| The data |

== Segment start ==

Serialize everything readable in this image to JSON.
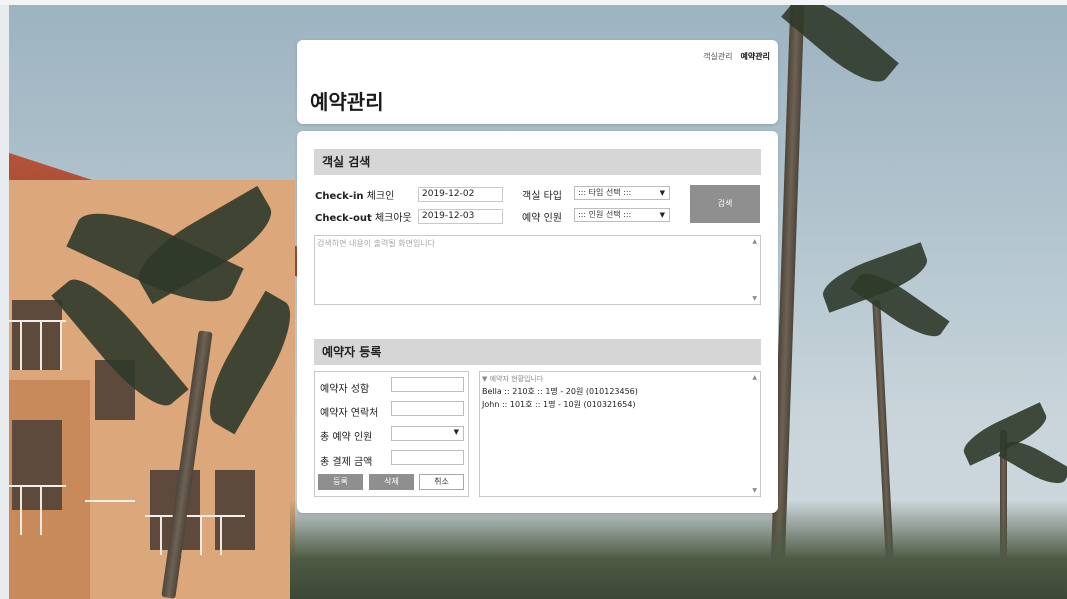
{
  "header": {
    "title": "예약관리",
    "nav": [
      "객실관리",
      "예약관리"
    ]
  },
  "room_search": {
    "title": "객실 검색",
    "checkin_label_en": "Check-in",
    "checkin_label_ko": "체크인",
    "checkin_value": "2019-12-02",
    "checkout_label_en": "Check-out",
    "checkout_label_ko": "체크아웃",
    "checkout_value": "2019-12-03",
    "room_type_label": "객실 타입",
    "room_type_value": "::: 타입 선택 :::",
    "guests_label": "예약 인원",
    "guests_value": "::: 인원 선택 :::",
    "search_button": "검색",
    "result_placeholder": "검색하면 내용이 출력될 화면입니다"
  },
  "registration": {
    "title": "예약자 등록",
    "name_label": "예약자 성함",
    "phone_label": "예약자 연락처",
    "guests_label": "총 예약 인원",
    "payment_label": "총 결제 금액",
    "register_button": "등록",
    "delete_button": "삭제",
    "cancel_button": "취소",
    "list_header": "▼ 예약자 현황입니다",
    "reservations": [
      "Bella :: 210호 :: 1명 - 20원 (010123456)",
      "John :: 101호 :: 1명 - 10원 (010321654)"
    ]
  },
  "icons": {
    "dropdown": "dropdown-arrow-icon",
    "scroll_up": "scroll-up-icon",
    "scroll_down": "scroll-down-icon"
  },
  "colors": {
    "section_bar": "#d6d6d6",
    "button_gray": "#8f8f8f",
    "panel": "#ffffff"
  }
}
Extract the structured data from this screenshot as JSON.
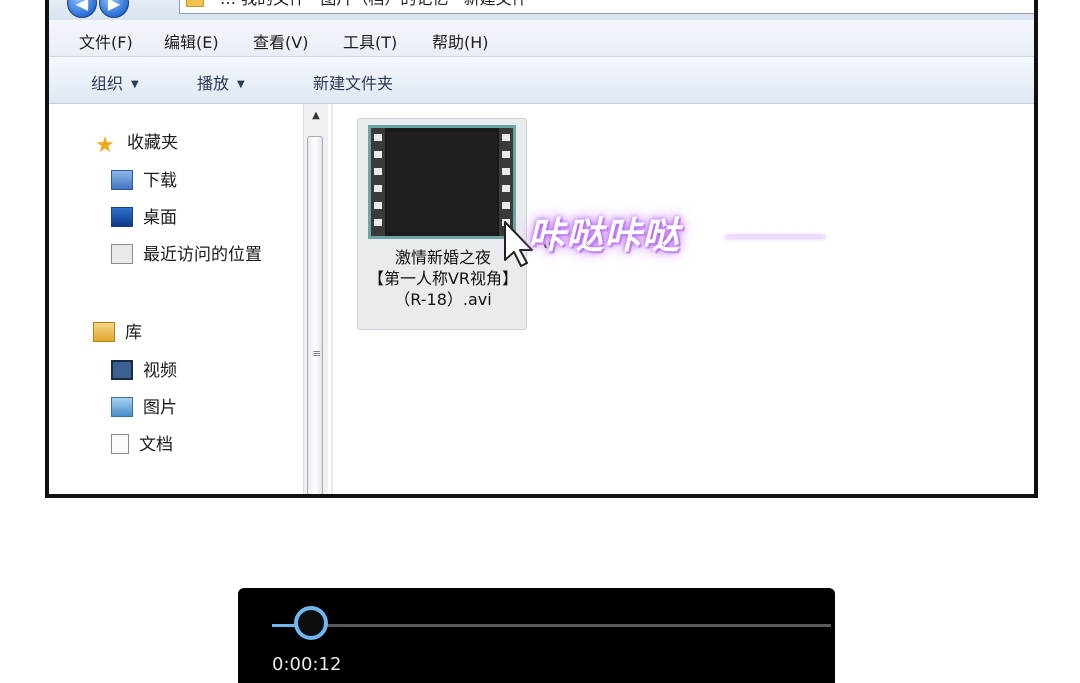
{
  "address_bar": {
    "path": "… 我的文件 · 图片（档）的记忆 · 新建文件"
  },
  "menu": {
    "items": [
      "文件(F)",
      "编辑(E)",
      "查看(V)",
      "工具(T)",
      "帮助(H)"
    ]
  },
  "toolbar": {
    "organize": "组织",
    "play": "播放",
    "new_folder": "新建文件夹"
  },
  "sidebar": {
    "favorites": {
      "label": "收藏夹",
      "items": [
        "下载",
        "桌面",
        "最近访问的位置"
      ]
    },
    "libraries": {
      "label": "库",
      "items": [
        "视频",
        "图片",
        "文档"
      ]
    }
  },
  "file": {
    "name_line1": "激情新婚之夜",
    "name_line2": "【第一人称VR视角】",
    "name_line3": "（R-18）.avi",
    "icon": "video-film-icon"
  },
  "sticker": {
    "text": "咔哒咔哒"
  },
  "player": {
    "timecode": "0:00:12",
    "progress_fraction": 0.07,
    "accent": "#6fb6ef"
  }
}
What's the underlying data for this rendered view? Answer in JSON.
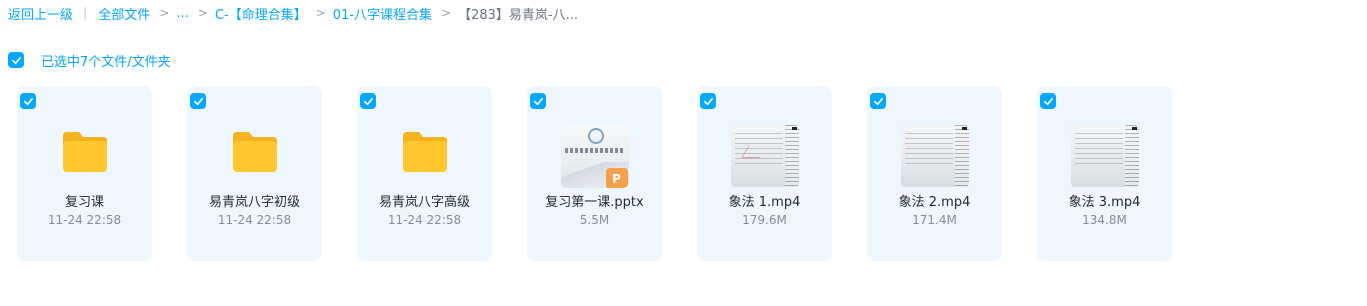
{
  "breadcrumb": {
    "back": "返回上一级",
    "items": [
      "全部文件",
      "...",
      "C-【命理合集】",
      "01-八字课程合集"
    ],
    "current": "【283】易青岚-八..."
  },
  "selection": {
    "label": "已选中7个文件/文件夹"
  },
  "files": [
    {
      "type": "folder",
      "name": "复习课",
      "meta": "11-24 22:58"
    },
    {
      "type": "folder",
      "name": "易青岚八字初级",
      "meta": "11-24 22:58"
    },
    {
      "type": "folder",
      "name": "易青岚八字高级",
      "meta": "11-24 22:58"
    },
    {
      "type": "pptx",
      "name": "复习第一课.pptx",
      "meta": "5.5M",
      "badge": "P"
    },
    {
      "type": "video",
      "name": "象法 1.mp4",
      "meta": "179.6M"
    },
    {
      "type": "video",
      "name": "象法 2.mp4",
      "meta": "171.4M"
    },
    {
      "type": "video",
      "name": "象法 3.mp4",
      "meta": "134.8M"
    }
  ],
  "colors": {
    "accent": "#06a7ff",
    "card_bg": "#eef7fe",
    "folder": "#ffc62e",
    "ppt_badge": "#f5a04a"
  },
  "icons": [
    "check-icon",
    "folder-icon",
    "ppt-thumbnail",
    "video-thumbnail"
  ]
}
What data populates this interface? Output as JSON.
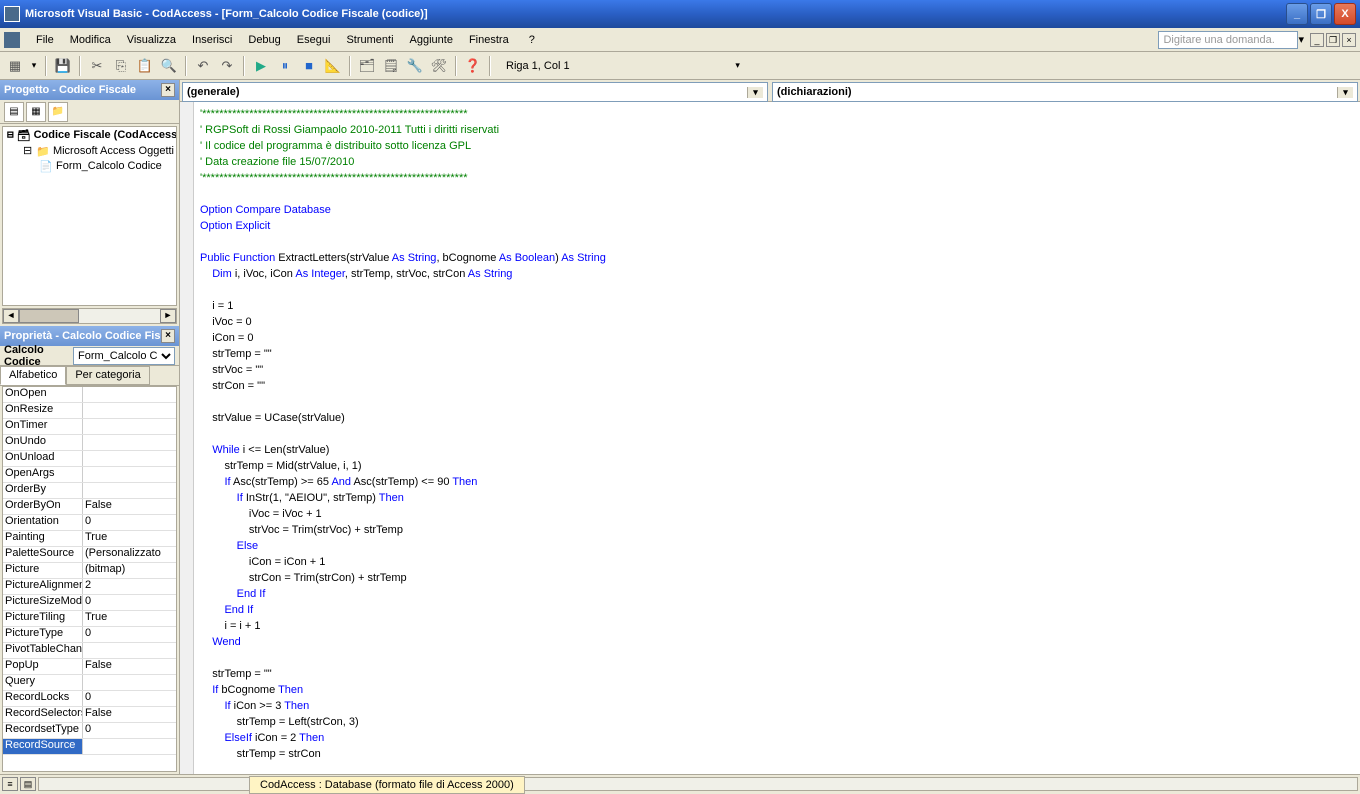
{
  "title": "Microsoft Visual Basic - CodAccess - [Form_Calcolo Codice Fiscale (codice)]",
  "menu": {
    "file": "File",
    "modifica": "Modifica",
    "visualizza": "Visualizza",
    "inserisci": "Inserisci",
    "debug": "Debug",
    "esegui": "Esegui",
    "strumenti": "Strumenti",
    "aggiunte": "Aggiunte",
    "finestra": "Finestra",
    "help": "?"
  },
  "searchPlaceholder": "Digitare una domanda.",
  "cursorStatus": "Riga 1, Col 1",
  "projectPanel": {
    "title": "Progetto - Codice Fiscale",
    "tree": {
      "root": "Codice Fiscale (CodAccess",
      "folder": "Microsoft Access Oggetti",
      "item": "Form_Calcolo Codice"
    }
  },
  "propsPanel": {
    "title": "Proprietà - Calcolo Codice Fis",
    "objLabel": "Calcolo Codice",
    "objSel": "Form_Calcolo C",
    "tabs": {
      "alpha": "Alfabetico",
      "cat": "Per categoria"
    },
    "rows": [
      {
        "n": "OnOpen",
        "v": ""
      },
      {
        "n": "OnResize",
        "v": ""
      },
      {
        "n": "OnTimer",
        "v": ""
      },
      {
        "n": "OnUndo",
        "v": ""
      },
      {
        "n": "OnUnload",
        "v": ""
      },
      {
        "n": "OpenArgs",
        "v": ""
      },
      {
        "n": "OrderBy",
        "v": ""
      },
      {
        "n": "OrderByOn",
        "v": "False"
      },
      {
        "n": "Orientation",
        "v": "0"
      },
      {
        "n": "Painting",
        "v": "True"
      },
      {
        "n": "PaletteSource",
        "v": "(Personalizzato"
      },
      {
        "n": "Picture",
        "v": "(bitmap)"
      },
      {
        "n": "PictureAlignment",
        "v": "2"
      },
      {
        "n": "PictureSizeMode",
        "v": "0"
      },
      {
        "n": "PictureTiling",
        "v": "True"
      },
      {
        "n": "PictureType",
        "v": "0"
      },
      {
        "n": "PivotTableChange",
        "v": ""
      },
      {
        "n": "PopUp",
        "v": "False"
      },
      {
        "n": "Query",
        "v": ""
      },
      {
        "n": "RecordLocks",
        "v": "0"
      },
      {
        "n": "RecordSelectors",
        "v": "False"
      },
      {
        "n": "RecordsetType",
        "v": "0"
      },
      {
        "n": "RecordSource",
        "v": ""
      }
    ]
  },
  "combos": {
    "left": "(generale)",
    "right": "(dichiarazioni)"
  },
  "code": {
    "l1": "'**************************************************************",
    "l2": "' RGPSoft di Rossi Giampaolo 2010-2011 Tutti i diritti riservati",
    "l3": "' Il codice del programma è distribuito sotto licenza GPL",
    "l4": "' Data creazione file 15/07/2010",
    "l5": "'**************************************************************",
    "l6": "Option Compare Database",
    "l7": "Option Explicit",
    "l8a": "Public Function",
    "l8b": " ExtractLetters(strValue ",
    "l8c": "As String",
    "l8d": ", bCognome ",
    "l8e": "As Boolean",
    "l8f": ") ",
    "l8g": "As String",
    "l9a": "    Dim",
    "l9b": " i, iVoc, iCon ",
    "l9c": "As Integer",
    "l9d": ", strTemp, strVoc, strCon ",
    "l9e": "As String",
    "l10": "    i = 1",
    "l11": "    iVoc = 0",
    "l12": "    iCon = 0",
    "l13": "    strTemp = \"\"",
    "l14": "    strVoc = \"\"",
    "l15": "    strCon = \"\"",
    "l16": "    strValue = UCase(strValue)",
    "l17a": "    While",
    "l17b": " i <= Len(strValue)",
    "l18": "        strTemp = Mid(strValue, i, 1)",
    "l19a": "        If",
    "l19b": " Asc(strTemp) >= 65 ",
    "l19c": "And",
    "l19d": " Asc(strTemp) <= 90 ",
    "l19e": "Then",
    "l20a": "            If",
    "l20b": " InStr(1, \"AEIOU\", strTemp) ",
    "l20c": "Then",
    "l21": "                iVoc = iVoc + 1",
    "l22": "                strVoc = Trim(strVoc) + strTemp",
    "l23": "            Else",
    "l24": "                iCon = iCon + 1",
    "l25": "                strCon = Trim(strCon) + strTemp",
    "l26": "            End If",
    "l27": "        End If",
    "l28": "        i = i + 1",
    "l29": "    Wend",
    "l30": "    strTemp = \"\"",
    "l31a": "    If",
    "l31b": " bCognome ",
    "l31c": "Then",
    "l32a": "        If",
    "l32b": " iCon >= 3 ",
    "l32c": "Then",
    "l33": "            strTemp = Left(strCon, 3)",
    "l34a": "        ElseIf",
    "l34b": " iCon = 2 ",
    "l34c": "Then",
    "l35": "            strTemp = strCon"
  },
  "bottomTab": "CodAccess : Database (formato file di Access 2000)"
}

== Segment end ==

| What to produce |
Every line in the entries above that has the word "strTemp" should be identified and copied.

| Response below |
    "l9d": ", strTemp, strVoc, strCon ",
    "l13": "    strTemp = \"\"",
    "l18": "        strTemp = Mid(strValue, i, 1)",
    "l19b": " Asc(strTemp) >= 65 ",
    "l19d": " Asc(strTemp) <= 90 ",
    "l20b": " InStr(1, \"AEIOU\", strTemp) ",
    "l22": "                strVoc = Trim(strVoc) + strTemp",
    "l25": "                strCon = Trim(strCon) + strTemp",
    "l30": "    strTemp = \"\"",
    "l33": "            strTemp = Left(strCon, 3)",
    "l35": "            strTemp = strCon"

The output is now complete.